d) Subjective elements may also have to be assessed in the context of the overall assessment of the circumstances, for example, whether possible and reasonable precautions were taken to avoid patent infringement, for example, by means of an appropriate so-called “freedom to operate analysis”.
e) The new provision now also expressly provides that, in addition to the interests of the infringed party and the infringer, the interests of third parties may also have to be taken into account when deciding whether the right to injunctive relief is to be limited by way of exception for reasons of proportionality. In this respect, however, it must be taken into account that the mere impairment of the interests of third parties is not sufficient to exclude the infringer’s right to injunctive relief. This is because (indirect) disadvantages for third parties are also a regular consequence of an injunction, which must generally be accepted in the case of a patent infringement. A limitation of the injunctive relief can therefore only be considered in cases where the impairment of fundamental rights of third parties clearly represents such a hardship for them that the unrestricted recognition of the exclusive right and the interests of the patent proprietor take a back seat by way of exception.
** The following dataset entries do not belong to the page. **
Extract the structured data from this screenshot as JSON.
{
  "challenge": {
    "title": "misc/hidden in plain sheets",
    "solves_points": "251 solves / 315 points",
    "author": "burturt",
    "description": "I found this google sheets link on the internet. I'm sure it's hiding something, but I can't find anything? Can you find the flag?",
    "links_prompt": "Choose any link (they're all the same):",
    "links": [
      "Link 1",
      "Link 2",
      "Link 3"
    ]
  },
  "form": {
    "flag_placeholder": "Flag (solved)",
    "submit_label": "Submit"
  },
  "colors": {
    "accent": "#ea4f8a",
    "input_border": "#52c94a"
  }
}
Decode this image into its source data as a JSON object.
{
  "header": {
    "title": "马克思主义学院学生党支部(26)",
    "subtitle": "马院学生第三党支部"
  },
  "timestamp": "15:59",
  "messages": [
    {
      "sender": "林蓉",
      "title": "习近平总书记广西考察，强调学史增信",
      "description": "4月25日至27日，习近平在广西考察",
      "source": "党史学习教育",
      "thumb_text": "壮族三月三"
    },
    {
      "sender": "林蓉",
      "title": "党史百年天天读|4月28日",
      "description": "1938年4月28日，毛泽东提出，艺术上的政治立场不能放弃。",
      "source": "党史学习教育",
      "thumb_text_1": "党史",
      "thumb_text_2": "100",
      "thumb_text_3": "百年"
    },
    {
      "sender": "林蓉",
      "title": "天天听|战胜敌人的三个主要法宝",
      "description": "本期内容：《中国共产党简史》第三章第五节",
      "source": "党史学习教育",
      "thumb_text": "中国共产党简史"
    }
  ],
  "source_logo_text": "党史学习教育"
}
In addition, the procedural provisions for the protection of trade secrets from the Trade Secrets Protection Act are adopted for patent litigation, in which confidential technical information is often presented.
At the request of a party, the court can now classify disputed information as confidential in whole or in part. Such information must be treated confidentially by the parties to the proceedings and may not be used or disclosed by them outside of court proceedings. This also applies in principle after the conclusion of the judicial proceedings. Furthermore, the court is enabled to restrict access to documents or to the oral proceedings to a narrow circle of persons upon request.
The claim for damages for the patent proprietor now contains a compensation claim, which is intended to “adequately” compensate for the limitation of the injunctive relief. The patent infringer is thus threatened with more extensive compensation payments than merely in the amount of the actual licence fees.
If the claim for injunctive relief is exceptionally (partially) excluded due to disproportionality, the court now has the possibility to award the injured party appropriate compensation in money. In this way, the claim for compensation can – if a corresponding application is made – in appropriate cases already be determined in the same judgment in which the claim for injunctive relief is (partially) excluded. Furthermore, the principle of proportionality may in individual cases require that the right holder be awarded pecuniary compensation even in the case of a blameless patent infringement, where a claim for damages would have to be denied. If the court deems it necessary in an individual case to limit or temporarily exclude the right to injunctive relief, this does not lead to a legalisation of the patent infringement – unlike a compulsory licence under Section 24 Patent Act. Any claim for damages remains unaffected in this case. This also applies if the infringed party is entitled to compensation under the new Section 139 (1), fourth sentence, Patent Act. In this case, the infringed party can still assert a further claim for damages against the infringer by means of Section 139 (2) Patent Act.
This publication is a general summary of the law. It should not replace legal advice tailored to your specific circumstances.
© Withers & Rogers LLP July 2021